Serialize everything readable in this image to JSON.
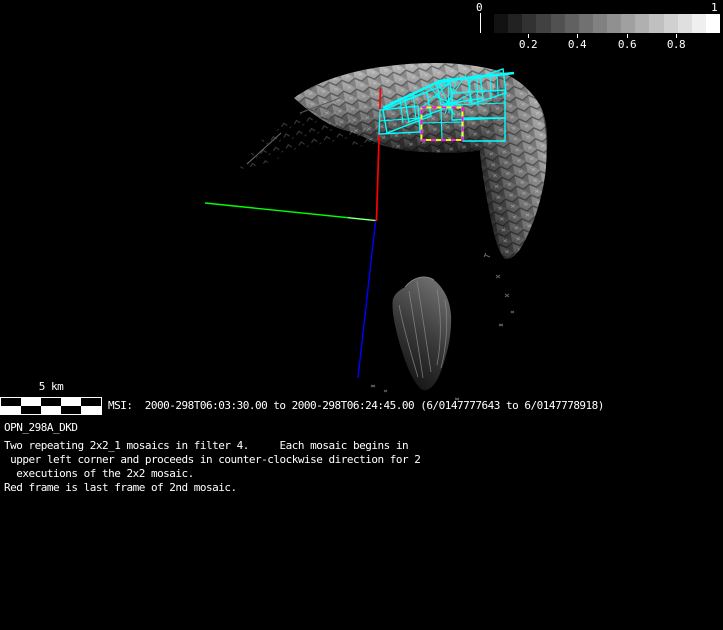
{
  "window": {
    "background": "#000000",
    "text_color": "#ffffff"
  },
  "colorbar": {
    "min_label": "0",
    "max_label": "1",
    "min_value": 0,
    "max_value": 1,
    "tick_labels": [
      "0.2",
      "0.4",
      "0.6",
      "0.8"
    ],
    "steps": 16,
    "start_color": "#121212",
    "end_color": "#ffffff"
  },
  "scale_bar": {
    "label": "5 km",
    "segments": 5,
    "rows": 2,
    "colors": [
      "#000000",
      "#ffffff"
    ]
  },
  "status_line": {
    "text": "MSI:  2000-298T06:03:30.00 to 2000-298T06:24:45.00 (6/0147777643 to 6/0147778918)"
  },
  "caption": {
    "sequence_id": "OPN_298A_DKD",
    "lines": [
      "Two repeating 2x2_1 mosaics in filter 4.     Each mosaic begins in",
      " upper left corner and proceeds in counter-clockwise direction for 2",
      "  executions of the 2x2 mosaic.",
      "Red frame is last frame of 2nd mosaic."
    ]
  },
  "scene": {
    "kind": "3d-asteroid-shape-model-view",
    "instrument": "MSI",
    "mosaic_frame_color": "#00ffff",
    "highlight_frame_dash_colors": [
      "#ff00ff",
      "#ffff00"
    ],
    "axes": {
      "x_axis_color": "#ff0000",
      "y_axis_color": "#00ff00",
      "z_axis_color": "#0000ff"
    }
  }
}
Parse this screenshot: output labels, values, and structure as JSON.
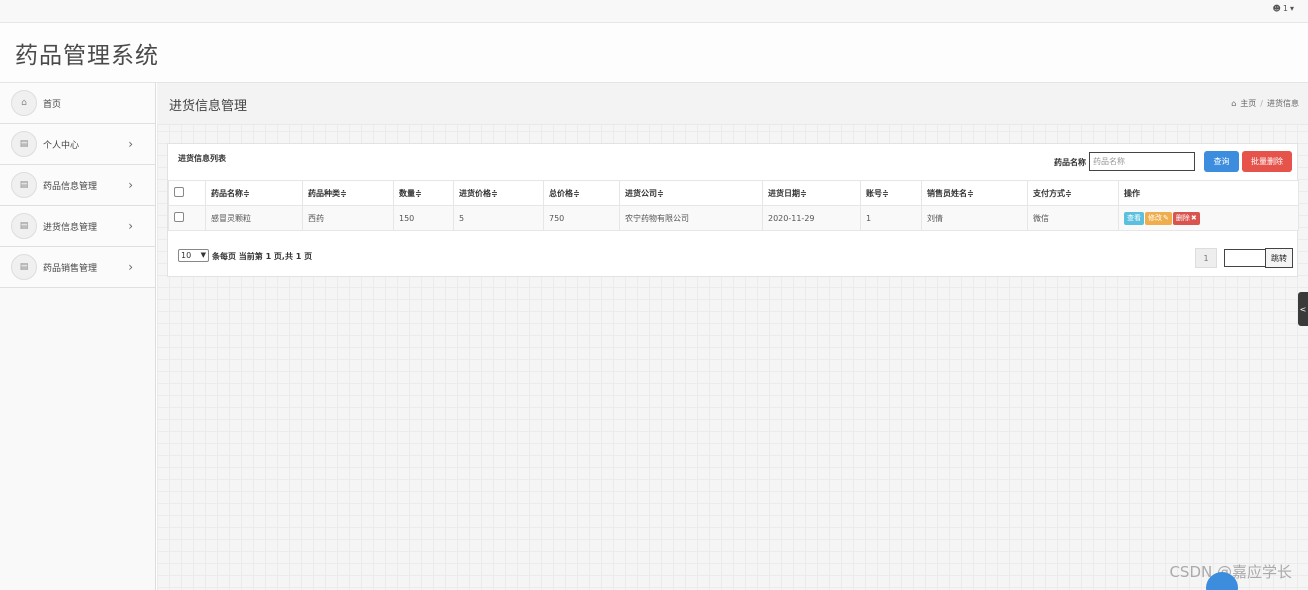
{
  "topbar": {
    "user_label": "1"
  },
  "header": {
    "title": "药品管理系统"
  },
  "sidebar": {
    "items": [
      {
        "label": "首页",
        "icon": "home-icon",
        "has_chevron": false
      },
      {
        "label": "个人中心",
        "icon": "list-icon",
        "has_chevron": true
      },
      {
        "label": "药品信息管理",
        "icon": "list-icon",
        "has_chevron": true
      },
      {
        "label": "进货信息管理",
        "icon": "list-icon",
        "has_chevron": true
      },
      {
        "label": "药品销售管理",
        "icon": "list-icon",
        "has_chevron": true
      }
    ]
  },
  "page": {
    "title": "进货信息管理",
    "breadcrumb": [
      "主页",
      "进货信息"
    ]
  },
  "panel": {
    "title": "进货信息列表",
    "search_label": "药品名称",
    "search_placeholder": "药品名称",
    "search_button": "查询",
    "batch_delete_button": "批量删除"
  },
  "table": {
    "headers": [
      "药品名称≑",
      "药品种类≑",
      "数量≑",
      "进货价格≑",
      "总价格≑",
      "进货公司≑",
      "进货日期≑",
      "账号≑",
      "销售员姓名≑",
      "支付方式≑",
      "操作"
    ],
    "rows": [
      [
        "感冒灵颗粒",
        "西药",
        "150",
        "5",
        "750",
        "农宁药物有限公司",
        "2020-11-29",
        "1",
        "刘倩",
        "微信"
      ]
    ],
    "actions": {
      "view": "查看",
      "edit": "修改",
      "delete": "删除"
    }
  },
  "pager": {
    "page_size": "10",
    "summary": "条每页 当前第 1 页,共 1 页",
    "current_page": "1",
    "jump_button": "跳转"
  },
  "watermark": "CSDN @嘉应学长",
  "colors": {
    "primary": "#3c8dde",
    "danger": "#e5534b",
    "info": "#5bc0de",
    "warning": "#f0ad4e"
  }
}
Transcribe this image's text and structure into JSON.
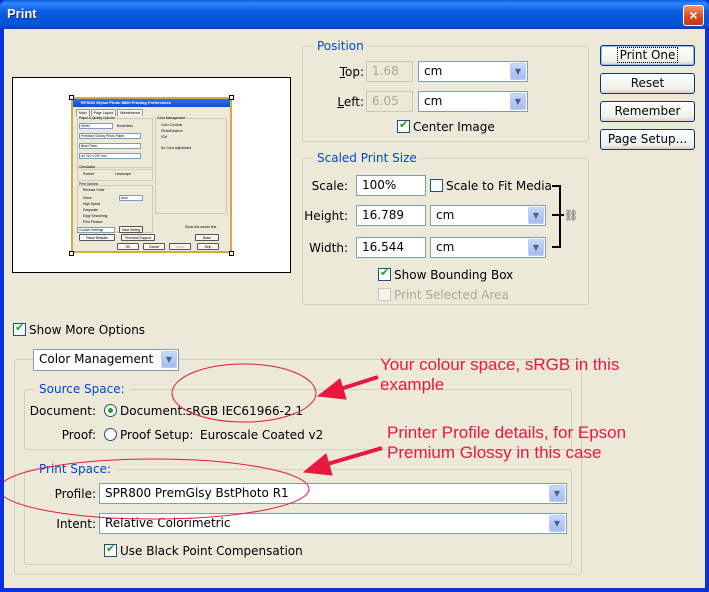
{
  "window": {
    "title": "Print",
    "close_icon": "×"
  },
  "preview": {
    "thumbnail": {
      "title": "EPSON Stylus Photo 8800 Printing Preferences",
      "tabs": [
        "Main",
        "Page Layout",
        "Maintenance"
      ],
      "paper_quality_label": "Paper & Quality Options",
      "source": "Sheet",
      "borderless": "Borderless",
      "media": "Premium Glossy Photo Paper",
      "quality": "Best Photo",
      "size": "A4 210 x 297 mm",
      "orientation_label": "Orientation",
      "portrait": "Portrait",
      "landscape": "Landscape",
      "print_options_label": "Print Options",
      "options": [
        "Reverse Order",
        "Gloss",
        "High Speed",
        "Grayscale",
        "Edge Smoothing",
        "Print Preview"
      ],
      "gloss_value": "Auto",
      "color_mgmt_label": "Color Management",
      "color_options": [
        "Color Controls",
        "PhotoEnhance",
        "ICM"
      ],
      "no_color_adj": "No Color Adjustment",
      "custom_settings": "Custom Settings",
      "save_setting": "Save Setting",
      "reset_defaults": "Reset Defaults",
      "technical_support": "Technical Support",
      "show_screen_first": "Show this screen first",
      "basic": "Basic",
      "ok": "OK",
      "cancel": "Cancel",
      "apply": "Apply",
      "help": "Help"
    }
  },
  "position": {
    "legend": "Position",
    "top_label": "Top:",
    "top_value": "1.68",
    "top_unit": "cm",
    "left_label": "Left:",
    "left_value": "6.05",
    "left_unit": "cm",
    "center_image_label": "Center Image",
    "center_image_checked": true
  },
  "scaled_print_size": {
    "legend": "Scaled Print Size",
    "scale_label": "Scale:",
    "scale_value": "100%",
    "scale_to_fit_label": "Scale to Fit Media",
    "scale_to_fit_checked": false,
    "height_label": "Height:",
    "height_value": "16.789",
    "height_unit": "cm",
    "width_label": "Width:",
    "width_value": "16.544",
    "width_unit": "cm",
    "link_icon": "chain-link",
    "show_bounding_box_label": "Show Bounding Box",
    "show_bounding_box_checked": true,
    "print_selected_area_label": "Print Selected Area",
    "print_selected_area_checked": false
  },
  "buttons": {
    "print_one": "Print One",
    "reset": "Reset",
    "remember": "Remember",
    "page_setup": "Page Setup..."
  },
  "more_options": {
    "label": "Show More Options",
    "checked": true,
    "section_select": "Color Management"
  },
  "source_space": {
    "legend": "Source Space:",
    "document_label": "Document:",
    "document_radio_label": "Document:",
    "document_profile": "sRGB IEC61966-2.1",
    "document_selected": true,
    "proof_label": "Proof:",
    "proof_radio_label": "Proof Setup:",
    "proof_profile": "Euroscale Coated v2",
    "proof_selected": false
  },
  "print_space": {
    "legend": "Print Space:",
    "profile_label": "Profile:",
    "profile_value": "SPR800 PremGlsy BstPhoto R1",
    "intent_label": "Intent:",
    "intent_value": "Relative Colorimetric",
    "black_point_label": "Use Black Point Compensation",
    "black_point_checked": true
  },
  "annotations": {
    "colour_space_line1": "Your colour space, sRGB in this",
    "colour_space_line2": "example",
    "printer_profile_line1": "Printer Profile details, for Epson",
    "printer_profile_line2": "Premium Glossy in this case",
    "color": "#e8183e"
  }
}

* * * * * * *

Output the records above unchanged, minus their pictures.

Serialize everything readable in this image to JSON.
{
  "window": {
    "background": "#000000",
    "text_color": "#ffffff"
  },
  "colorbar": {
    "min_label": "0",
    "max_label": "1",
    "min_value": 0,
    "max_value": 1,
    "tick_labels": [
      "0.2",
      "0.4",
      "0.6",
      "0.8"
    ],
    "steps": 16,
    "start_color": "#121212",
    "end_color": "#ffffff"
  },
  "scale_bar": {
    "label": "5 km",
    "segments": 5,
    "rows": 2,
    "colors": [
      "#000000",
      "#ffffff"
    ]
  },
  "status_line": {
    "text": "MSI:  2000-298T06:03:30.00 to 2000-298T06:24:45.00 (6/0147777643 to 6/0147778918)"
  },
  "caption": {
    "sequence_id": "OPN_298A_DKD",
    "lines": [
      "Two repeating 2x2_1 mosaics in filter 4.     Each mosaic begins in",
      " upper left corner and proceeds in counter-clockwise direction for 2",
      "  executions of the 2x2 mosaic.",
      "Red frame is last frame of 2nd mosaic."
    ]
  },
  "scene": {
    "kind": "3d-asteroid-shape-model-view",
    "instrument": "MSI",
    "mosaic_frame_color": "#00ffff",
    "highlight_frame_dash_colors": [
      "#ff00ff",
      "#ffff00"
    ],
    "axes": {
      "x_axis_color": "#ff0000",
      "y_axis_color": "#00ff00",
      "z_axis_color": "#0000ff"
    }
  }
}
Parse this screenshot: output labels, values, and structure as JSON.
{
  "topbar": {
    "user_label": "1"
  },
  "header": {
    "title": "药品管理系统"
  },
  "sidebar": {
    "items": [
      {
        "label": "首页",
        "icon": "home-icon",
        "has_chevron": false
      },
      {
        "label": "个人中心",
        "icon": "list-icon",
        "has_chevron": true
      },
      {
        "label": "药品信息管理",
        "icon": "list-icon",
        "has_chevron": true
      },
      {
        "label": "进货信息管理",
        "icon": "list-icon",
        "has_chevron": true
      },
      {
        "label": "药品销售管理",
        "icon": "list-icon",
        "has_chevron": true
      }
    ]
  },
  "page": {
    "title": "进货信息管理",
    "breadcrumb": [
      "主页",
      "进货信息"
    ]
  },
  "panel": {
    "title": "进货信息列表",
    "search_label": "药品名称",
    "search_placeholder": "药品名称",
    "search_button": "查询",
    "batch_delete_button": "批量删除"
  },
  "table": {
    "headers": [
      "药品名称≑",
      "药品种类≑",
      "数量≑",
      "进货价格≑",
      "总价格≑",
      "进货公司≑",
      "进货日期≑",
      "账号≑",
      "销售员姓名≑",
      "支付方式≑",
      "操作"
    ],
    "rows": [
      [
        "感冒灵颗粒",
        "西药",
        "150",
        "5",
        "750",
        "农宁药物有限公司",
        "2020-11-29",
        "1",
        "刘倩",
        "微信"
      ]
    ],
    "actions": {
      "view": "查看",
      "edit": "修改",
      "delete": "删除"
    }
  },
  "pager": {
    "page_size": "10",
    "summary": "条每页 当前第 1 页,共 1 页",
    "current_page": "1",
    "jump_button": "跳转"
  },
  "watermark": "CSDN @嘉应学长",
  "colors": {
    "primary": "#3c8dde",
    "danger": "#e5534b",
    "info": "#5bc0de",
    "warning": "#f0ad4e"
  }
}
Transcribe this image's text and structure into JSON.
{
  "window": {
    "title": "Print",
    "close_icon": "×"
  },
  "preview": {
    "thumbnail": {
      "title": "EPSON Stylus Photo 8800 Printing Preferences",
      "tabs": [
        "Main",
        "Page Layout",
        "Maintenance"
      ],
      "paper_quality_label": "Paper & Quality Options",
      "source": "Sheet",
      "borderless": "Borderless",
      "media": "Premium Glossy Photo Paper",
      "quality": "Best Photo",
      "size": "A4 210 x 297 mm",
      "orientation_label": "Orientation",
      "portrait": "Portrait",
      "landscape": "Landscape",
      "print_options_label": "Print Options",
      "options": [
        "Reverse Order",
        "Gloss",
        "High Speed",
        "Grayscale",
        "Edge Smoothing",
        "Print Preview"
      ],
      "gloss_value": "Auto",
      "color_mgmt_label": "Color Management",
      "color_options": [
        "Color Controls",
        "PhotoEnhance",
        "ICM"
      ],
      "no_color_adj": "No Color Adjustment",
      "custom_settings": "Custom Settings",
      "save_setting": "Save Setting",
      "reset_defaults": "Reset Defaults",
      "technical_support": "Technical Support",
      "show_screen_first": "Show this screen first",
      "basic": "Basic",
      "ok": "OK",
      "cancel": "Cancel",
      "apply": "Apply",
      "help": "Help"
    }
  },
  "position": {
    "legend": "Position",
    "top_label": "Top:",
    "top_value": "1.68",
    "top_unit": "cm",
    "left_label": "Left:",
    "left_value": "6.05",
    "left_unit": "cm",
    "center_image_label": "Center Image",
    "center_image_checked": true
  },
  "scaled_print_size": {
    "legend": "Scaled Print Size",
    "scale_label": "Scale:",
    "scale_value": "100%",
    "scale_to_fit_label": "Scale to Fit Media",
    "scale_to_fit_checked": false,
    "height_label": "Height:",
    "height_value": "16.789",
    "height_unit": "cm",
    "width_label": "Width:",
    "width_value": "16.544",
    "width_unit": "cm",
    "link_icon": "chain-link",
    "show_bounding_box_label": "Show Bounding Box",
    "show_bounding_box_checked": true,
    "print_selected_area_label": "Print Selected Area",
    "print_selected_area_checked": false
  },
  "buttons": {
    "print_one": "Print One",
    "reset": "Reset",
    "remember": "Remember",
    "page_setup": "Page Setup..."
  },
  "more_options": {
    "label": "Show More Options",
    "checked": true,
    "section_select": "Color Management"
  },
  "source_space": {
    "legend": "Source Space:",
    "document_label": "Document:",
    "document_radio_label": "Document:",
    "document_profile": "sRGB IEC61966-2.1",
    "document_selected": true,
    "proof_label": "Proof:",
    "proof_radio_label": "Proof Setup:",
    "proof_profile": "Euroscale Coated v2",
    "proof_selected": false
  },
  "print_space": {
    "legend": "Print Space:",
    "profile_label": "Profile:",
    "profile_value": "SPR800 PremGlsy BstPhoto R1",
    "intent_label": "Intent:",
    "intent_value": "Relative Colorimetric",
    "black_point_label": "Use Black Point Compensation",
    "black_point_checked": true
  },
  "annotations": {
    "colour_space_line1": "Your colour space, sRGB in this",
    "colour_space_line2": "example",
    "printer_profile_line1": "Printer Profile details, for Epson",
    "printer_profile_line2": "Premium Glossy in this case",
    "color": "#e8183e"
  }
}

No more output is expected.